#### DATASET ENTRIES

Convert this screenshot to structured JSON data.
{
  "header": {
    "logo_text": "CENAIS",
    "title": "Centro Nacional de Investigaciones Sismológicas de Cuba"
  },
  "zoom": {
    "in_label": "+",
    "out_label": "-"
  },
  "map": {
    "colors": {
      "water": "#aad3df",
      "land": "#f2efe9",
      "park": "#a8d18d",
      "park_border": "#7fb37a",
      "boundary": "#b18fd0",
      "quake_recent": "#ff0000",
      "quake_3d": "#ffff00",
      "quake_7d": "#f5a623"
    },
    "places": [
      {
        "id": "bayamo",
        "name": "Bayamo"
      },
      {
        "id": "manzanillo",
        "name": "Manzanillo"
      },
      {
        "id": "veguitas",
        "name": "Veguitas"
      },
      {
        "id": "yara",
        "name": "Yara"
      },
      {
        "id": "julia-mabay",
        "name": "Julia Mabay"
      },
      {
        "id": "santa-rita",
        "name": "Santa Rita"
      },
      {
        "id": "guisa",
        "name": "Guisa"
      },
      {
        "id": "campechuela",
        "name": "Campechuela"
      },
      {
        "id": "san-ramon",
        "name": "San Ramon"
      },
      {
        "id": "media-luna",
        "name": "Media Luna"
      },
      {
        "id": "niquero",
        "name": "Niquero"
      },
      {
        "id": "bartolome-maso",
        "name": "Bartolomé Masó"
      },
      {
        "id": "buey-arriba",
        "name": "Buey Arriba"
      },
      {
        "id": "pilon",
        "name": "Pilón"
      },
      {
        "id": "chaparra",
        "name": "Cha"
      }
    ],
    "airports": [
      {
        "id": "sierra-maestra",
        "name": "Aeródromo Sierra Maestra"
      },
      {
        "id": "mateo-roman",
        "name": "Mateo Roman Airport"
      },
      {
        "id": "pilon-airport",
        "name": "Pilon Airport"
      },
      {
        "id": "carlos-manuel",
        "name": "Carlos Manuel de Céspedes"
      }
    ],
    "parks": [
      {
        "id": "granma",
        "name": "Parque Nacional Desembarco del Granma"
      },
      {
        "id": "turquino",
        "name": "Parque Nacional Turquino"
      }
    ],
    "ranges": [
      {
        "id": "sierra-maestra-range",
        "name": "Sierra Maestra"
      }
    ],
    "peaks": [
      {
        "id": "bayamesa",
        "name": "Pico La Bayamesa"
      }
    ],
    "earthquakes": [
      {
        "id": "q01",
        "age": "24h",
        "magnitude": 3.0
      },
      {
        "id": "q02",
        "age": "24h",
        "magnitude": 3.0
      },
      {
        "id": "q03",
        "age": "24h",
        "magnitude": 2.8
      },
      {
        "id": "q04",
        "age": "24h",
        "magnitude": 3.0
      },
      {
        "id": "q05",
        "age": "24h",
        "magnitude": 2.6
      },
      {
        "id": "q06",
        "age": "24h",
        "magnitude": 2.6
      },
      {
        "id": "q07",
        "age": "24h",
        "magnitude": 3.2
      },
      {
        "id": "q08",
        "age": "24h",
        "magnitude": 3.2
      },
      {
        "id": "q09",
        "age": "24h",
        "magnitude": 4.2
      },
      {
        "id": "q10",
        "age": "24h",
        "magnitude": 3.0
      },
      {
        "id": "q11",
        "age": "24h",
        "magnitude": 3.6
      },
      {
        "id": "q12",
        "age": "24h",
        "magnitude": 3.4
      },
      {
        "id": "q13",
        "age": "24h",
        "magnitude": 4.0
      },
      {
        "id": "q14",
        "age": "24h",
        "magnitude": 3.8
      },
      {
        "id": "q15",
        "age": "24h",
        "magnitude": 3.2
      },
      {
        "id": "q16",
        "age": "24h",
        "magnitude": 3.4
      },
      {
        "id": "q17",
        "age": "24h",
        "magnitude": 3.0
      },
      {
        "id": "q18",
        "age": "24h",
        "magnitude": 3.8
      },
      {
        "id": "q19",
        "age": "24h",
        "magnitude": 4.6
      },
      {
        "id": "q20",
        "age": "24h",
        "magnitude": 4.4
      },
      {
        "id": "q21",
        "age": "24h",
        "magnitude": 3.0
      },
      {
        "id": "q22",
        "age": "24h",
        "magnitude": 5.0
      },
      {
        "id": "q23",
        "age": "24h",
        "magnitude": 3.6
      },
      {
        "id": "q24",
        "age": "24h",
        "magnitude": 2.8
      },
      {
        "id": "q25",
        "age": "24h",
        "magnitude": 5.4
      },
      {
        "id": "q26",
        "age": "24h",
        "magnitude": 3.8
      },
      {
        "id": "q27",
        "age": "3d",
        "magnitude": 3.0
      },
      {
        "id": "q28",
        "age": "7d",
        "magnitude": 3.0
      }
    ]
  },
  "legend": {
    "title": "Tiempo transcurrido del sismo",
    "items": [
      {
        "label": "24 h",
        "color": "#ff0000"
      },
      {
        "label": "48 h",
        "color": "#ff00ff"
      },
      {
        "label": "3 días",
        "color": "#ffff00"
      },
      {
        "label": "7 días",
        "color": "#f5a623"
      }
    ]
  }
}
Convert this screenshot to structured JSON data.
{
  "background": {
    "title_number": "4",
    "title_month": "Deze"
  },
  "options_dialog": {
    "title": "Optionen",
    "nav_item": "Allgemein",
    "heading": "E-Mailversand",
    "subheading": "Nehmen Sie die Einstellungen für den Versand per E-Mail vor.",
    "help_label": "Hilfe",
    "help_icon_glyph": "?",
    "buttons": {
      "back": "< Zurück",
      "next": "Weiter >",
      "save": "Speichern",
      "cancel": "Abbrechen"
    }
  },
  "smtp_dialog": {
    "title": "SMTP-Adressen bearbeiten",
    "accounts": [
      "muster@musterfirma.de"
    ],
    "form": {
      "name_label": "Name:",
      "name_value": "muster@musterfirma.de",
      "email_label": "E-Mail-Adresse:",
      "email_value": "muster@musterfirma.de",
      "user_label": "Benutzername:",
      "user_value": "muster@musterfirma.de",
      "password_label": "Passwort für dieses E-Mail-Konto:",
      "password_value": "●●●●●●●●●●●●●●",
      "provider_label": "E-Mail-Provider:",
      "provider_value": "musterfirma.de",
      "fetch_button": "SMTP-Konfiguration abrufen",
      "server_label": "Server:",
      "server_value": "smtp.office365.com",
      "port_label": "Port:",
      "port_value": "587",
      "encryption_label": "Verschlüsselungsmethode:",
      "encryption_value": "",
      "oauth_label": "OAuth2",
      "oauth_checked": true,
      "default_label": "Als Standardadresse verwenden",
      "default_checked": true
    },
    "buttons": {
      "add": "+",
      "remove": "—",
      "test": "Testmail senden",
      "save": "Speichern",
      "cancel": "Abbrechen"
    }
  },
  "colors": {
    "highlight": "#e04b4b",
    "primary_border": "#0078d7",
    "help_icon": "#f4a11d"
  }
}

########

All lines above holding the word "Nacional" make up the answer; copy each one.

§ RESPONSE AREA:
    "title": "Centro Nacional de Investigaciones Sismológicas de Cuba"
        "name": "Parque Nacional Desembarco del Granma"
        "name": "Parque Nacional Turquino"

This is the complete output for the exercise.